His Police Service Record was endorsed: Period of Army Service from the 1st February 1917 to 19th February 1919 to count as Police Service for pension purposes vide Standing Joint Committee Resolution 35 dated 9th October 1914.
Herbert’s Police Service Record shows that on the 1st April 1919 he received an increase in his pay to £4/0/0 as part of a national pay rise. Then General Order 182 of the 20th August 1919 informed him that he would receive a further increased rate of pay from £4/0/0 to £4/2/0 per week from 5th August 1919.
Herbert married Hilda Olive Kettley Mumford on the 20th September 1919 at Hockerill. They had three children:

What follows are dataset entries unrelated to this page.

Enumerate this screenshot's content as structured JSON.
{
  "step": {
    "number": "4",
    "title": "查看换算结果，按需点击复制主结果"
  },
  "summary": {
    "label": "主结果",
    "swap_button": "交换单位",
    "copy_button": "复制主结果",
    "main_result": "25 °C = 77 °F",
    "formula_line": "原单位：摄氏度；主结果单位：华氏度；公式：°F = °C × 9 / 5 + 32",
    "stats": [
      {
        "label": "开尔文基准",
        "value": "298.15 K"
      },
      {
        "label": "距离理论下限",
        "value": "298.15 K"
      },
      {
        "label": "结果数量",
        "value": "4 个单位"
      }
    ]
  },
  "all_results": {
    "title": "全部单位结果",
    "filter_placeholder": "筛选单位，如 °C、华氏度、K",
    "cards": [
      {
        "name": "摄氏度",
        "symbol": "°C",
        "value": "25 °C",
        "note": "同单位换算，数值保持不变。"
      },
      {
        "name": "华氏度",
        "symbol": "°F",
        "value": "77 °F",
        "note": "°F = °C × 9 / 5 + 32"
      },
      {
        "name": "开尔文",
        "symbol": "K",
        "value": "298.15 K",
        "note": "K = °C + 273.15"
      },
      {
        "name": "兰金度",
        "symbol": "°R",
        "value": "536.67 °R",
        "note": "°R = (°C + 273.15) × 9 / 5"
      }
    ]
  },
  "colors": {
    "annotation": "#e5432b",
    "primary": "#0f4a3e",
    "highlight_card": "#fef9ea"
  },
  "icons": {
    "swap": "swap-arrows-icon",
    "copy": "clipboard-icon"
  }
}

- Vera Olive born in 1922 at Ware.
- Dennis Hebert born in 1927 at Ware.
- Raymond John born in 1934 at Ware.
General Order 247 of the 17th December 1919 instructed Herbert that he would be transferred from B Division at Bishops Stortford to F Division at Hertford Heath from 19th December 1919. The 1920 to 1925 Electoral Rolls record Herbert and Hilda Trussell as living at Hertford Heath.
Herbert’s Police Service Record shows that on the 5th August 1920 he received an increase in his pay to £4/4/0. Then General Order 138 of the 12th August 1921 informed him that he would receive a further increased rate of pay from £4/4/0 to £4/6/0 per week from the 5th August 1921.
Another Minor Blemish.
General Order 84 of the 30th June 1922 announced that Herbert had been reprimanded by the Chief Constable on the 27th June for omitting to make the necessary entry in his daily journal from 11th June to 15th June 1922.
General Order 109 of the 18th August 1922 and General Order 143 of the 11th August 1923 informed him that he would receive an increased rate of pay from £4/6/0 to £4/8/0 per week from the 5th August 1922 and from £4/8/0 to £4/10/0 per week from the 5th August 1923, respectively.
General Order 65 of the 25th April 1925 instructed Herbert that he would be transferred from B Division at Hertford Heath to C Division at Watford. Then General Order 74 of the 5th May 1925 amended this so that on the 7th May he moved from B Division at Hertford Heath to A Division at Ware and to occupy the house being vacated by Constable 292 Langdon. The 1926 to 1930 Electoral Rolls list Herbert and Hilda Trussell as living at 102, Watton Road, Ware.
Herbert’s Police Service Record shows that on the 5th August 1930 he received an increase in his pay to £4/12/6.
Theft Of Boots.
Published on the 27th March 1931 in the Hertfordshire Mercury: John Scott, a labourer, of no fixed abode was charged with stealing a pair of boots at Ware on March 18. Bertram Wilbourne employed by the Blue Boot Stores, High Street, Ware, said that on finding the boots missing, he went into Church Street and saw prisoner wearing the boots, which he identified as the pair taken from the shop. He valued them at 12s. 6d. PC Trussell said that at 5.10 p.m. he saw prisoner standing against the fences outside St. Mary’s School, changing his old boots for a new pair. Prisoner said to him, “I stole them because no one would give me a new pair.” Prisoner told the Bench that he was wearing a very bad pair of boots. He had been tramping the country looking for work. Supt. H. Wright read out a list of several convictions against prisoner, dating from 1921, for larceny, etc. The convictions were admitted by prisoner, who was sentenced to two months’ hard labour.
Herbert’s Police Service Record shows that he was transferred for the last time from A Division at Ware to D Division at Wiggington on the 9th April 1935.
Retirement And Life After The Police.
Herbert retired on the 4th August 1938 on completion of his service on a pension of £149/10/5 per annum.
In the 1939 Register Herbert Trussell an Assistant Hospital Porter, his wife Hilda and their children are shown as living at 4, Hillbrow, Letchworth.
Herbert Trussell a retired County Police Constable of 4, Hillbrow, Letchworth died on the 25th July 1953 died at the Lister Hospital, Hitchin.